Located in an East Vancouver heritage fire station built in 1906, the Firehall Arts Centre has been presenting an eclectic mix of theatre, dance and interdisciplinary performances for 35 years.
For its 2017/2018 season, artistic producer Donna Spencer has programmed works with a nod to the past, and an eye on the future.
“For our 35th anniversary season, the Firehall is bringing back some old favourites, welcoming back artists we have worked with in the past, and introducing new work that tells powerful stories as we look back to the future,” says Spencer in a media release.
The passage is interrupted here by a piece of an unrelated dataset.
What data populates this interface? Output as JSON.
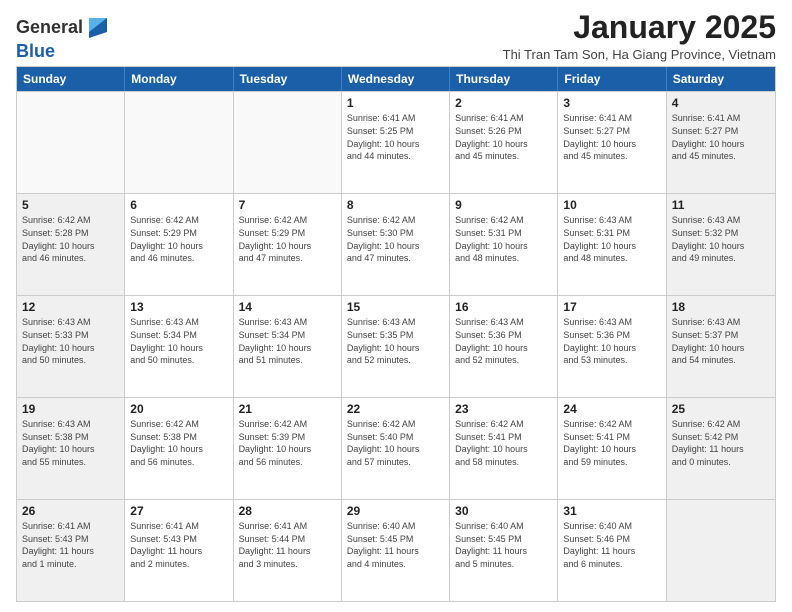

Opening the season is Shay Kuebler’s Feasting on Famine (Sep 27-30), one man’s journey through the extremes of body building and health fitness in a society where a single man can consume the daily caloric intake of a family of five.
In October, Itai Erdal, TJ Dawe, and Rachel Peak collaborate in Hyperlink (Oct 4-14), answering the question, “is it Facebook love or is it real love?”.
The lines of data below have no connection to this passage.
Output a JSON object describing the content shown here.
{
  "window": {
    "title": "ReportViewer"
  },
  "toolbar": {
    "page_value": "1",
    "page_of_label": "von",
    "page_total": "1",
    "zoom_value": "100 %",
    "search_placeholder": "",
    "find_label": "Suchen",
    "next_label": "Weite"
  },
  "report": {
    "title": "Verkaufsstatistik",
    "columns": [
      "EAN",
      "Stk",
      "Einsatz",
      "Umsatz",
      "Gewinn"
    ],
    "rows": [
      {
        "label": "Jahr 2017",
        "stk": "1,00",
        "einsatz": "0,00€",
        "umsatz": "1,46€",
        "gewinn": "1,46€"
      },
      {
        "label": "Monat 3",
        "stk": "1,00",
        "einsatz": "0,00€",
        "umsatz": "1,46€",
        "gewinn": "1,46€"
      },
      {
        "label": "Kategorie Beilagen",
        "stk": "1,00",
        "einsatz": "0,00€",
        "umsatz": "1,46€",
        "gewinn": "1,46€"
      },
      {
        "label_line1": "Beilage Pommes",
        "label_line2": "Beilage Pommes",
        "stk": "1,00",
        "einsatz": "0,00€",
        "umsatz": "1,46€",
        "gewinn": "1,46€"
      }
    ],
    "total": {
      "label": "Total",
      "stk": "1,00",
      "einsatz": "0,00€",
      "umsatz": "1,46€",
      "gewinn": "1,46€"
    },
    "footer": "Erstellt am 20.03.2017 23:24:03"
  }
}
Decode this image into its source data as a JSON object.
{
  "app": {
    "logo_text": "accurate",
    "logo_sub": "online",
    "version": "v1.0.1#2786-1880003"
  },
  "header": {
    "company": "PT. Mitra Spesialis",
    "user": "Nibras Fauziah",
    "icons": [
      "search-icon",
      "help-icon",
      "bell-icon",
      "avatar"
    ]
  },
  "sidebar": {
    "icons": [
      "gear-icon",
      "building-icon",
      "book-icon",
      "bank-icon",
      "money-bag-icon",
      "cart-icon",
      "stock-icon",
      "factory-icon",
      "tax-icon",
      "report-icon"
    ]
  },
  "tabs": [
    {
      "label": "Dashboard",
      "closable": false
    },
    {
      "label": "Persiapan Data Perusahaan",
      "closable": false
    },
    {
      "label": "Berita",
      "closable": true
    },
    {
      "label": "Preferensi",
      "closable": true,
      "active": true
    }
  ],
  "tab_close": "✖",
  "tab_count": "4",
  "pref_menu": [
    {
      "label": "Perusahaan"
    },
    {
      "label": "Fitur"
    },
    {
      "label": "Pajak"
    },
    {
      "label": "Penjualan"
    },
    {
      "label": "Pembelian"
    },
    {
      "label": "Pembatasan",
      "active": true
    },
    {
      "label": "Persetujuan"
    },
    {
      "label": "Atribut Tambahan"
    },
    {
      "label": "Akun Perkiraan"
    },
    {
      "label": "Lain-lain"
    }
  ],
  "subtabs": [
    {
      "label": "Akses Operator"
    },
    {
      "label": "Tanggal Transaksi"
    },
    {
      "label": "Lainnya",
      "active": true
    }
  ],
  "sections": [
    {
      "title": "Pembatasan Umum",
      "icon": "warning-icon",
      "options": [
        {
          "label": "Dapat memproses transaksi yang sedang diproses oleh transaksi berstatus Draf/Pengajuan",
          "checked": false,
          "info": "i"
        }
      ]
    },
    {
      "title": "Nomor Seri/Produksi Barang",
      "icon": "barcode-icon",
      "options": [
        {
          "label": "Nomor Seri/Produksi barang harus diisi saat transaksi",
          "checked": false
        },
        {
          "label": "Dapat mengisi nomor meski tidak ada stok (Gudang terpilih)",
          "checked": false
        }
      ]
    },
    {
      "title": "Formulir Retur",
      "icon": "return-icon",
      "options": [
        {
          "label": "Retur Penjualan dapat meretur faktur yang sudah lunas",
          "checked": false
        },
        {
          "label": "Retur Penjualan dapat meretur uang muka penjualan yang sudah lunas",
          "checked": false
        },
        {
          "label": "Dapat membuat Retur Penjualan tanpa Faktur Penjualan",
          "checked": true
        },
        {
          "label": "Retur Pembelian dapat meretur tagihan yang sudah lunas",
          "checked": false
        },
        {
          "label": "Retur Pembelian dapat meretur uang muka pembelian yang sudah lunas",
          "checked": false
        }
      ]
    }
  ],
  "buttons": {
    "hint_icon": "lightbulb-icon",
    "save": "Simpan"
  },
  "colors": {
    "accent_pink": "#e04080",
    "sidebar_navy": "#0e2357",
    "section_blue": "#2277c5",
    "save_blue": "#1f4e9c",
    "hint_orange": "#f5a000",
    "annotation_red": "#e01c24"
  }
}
Also in October is Happy Place (Oct 20-29), a co-production between Touchstone Theatre, Ruby Slippers Theatre and Dwali in B.C., celebrating the courage, compassion, and humour of seven women living amidst each other in the most extraordinary of circumstances.
First produced at the Firehall in the 1990s, Only Drunks and Children Tell the Truth (Nov 11-Dec 2) is the story of the impact of the ‘60s scoop-up of native children on one family.
First up in the new year is a remount of The Pipeline Project (Jan 10-20), a timely piece combining oil, First Nations land claims, and climate change.
The provocatively titled Shit (Jan 27-Feb 10) from award-winning Australian playwright Patricia Cornelius is the story of three women who dare to defy gender demarcations.
Chick Snipper and Tara Cheyenne Friedenberg come together in A Shared Evening of Dance (Feb 22-25) as the two friends in dance come together to create two very different works.
March sees the return of Chelsea Hotel: The Songs of Leonard Cohen (Mar 18-Apr 21) in honour of the Firehall’s anniversary and Mr Cohen’s death.
Métis Mutt (Apr 25-May 6) is a combination of music, comedy, and storytelling recounting the journey of a young Métis man finding his way out of a destructive circle.
Through text and movement, Serge Bennathan asks us to consider these powerful forces in Contes Cruels (May 24-27).
Closing the season is the premiere of C’mon Angie from playwright Amy Lee Lavoie. The provocative piece asks us to consider the definition of rape and who is at fault when it occurs.
For more information on the Firehall Arts Centre 2017/2018 season visit http://firehallartscentre.ca.